In a house in northern France, a group of people await the return of some friends who have pulled off a daring art robbery. The house is owned by the father of one of the group, Mia, and it is she who has masterminded (or should that be mistressminded?) the theft from her own dad, there clearly not being much love lost between them.
When the party return with the stolen picture, the plan’s gone awry – one of them, Louie, was shot dead during the robbery. The group must decide what to do with the body, which they’ve brought back in the boot of the getaway car, and how they’re going to make their escape. Things get more complicated when Louie’s body goes missing, and Mia is killed.
Is Louie really dead? Is there someone else in the house with them?

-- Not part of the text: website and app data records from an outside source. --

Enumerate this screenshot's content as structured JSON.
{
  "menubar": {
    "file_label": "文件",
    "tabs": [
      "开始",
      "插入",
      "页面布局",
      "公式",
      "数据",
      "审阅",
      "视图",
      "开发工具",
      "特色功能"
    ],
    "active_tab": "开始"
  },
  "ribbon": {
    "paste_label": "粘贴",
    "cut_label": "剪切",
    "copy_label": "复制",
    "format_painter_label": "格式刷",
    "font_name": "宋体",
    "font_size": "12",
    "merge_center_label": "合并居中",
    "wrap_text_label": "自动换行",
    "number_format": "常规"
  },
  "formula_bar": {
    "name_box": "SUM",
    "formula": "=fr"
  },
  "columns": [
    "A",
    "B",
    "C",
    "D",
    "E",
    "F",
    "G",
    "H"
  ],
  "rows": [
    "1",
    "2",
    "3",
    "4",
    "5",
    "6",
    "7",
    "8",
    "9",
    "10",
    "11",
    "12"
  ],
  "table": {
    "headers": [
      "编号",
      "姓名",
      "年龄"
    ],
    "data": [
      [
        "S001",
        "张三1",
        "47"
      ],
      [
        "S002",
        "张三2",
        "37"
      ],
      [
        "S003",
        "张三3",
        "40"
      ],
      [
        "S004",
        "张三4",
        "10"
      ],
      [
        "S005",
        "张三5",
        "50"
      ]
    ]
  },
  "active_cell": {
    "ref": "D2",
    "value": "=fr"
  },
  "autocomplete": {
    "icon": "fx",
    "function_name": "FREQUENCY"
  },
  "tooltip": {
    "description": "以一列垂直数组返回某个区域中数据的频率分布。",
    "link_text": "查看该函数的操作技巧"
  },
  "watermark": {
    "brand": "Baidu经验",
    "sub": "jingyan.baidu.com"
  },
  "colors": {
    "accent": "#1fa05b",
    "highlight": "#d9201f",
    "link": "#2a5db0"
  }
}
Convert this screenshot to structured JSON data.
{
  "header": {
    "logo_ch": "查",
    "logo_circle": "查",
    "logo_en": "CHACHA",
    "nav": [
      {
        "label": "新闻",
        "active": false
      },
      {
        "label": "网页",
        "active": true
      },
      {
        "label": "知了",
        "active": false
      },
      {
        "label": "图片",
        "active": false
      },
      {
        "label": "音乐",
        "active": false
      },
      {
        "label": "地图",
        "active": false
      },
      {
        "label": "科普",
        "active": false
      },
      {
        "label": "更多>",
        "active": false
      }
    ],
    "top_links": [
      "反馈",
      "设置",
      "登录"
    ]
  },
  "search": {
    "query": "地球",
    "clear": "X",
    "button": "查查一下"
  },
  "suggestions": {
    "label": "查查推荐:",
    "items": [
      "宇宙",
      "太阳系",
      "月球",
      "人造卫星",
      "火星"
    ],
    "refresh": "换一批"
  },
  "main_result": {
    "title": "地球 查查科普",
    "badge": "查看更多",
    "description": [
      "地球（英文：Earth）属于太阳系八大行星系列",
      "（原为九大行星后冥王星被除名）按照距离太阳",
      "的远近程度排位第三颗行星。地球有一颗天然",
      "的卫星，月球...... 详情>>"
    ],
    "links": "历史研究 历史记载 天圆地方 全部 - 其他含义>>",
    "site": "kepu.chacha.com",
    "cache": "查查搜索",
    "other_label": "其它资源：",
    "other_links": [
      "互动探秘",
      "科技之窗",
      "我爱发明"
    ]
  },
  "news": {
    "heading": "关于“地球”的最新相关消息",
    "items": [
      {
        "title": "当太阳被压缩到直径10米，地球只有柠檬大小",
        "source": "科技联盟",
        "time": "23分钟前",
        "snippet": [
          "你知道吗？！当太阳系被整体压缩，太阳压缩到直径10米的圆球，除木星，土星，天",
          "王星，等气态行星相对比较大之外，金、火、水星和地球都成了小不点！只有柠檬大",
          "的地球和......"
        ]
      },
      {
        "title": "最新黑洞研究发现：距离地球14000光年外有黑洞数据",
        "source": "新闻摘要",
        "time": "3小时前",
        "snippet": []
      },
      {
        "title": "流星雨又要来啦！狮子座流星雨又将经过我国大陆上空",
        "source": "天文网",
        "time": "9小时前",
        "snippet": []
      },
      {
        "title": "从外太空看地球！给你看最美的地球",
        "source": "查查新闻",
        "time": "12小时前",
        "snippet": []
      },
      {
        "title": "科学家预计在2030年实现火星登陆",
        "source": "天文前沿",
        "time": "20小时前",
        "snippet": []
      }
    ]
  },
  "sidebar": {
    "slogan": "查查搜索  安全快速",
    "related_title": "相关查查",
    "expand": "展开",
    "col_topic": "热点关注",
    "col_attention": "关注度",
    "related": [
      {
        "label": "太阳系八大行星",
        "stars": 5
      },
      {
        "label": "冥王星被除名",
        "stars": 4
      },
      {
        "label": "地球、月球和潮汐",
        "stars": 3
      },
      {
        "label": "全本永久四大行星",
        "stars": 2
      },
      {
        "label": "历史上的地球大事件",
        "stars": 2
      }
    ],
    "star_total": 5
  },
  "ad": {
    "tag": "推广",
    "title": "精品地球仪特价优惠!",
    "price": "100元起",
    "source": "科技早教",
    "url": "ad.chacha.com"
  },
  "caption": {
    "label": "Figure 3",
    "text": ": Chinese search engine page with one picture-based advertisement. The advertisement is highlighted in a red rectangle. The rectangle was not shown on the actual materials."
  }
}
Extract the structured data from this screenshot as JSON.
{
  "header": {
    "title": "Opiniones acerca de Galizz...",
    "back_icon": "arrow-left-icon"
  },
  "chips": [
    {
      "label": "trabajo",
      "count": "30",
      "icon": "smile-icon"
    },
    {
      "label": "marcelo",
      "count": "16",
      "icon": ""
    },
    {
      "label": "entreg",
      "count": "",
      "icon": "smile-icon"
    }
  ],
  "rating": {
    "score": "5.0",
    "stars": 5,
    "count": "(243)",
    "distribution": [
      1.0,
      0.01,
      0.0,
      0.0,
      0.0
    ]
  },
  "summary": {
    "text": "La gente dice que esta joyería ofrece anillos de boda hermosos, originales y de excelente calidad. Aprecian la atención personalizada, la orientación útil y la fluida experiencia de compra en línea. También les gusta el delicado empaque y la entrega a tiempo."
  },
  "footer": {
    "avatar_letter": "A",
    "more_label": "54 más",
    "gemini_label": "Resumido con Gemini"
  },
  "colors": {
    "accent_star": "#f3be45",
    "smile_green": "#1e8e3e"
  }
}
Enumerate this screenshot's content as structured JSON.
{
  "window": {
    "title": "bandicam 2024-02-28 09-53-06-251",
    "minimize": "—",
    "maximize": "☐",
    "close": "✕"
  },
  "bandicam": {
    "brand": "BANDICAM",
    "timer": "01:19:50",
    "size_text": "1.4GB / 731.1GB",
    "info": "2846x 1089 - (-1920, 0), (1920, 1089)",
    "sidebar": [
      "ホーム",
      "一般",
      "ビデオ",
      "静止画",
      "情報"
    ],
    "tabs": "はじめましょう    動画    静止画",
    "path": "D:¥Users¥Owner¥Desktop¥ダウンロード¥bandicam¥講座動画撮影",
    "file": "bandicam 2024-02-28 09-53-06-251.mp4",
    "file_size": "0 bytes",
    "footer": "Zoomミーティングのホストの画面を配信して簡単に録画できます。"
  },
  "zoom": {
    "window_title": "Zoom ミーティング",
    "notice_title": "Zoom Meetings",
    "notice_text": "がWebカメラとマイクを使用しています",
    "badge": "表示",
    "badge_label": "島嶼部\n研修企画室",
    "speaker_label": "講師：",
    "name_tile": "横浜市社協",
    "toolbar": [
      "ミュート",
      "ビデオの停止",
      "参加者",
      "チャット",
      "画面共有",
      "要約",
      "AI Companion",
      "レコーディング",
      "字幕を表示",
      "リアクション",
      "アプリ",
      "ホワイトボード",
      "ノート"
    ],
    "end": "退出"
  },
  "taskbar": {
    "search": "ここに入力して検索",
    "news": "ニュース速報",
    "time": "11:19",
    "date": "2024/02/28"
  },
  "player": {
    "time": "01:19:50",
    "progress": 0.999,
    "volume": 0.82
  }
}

Who will be next?
I really liked this well-scripted, tense little thriller much more than I was expecting, in that some of the people behind the camera were responsible for the fairly poor 2015 film The Cutting Room.
Modestly budgeted at £55,000, it’s not overly flashy, but there’s some solid acting on display from the (very) young cast, and the script, by Rosy Deacon (already an award winner for her 2013 screenplay Shards) is well paced and allows the characterisation – and the red herrings – to develop well.
Ok it’s not particularly original – Shallow Grave visited the same basic set up over twenty years ago – and you do have to suspend disbelief in imagining this lot’s ability to pull off a major crime. But Blood Money is both efficient and ruthless, and builds to a great slasher-y climax.
Cast-wise the star of the film is arguably Scott Chambers, who the press pack tells us has already been praised by Mark Kermode as ‘a young DiCaprio.’ As the awkward Zander, Chambers is shifty and mumbling, and is as near as the film comes to comedy.
In fact I thought he was channelling one of Coronation Street’s finest characters, Graeme Proctor, in his performance – and he was clearly a big hit with the cast and crew audience with whom I saw the film.
To be honest I was quite privileged to see this on the big screen, as I think it’s unlikely to get a theatrical deal. It’s more televisual than cinematic, both in acting range and the look of the thing.
This is more an observation than a criticism though, as Blood Money is a gripping film that should do well on DVD and streaming services.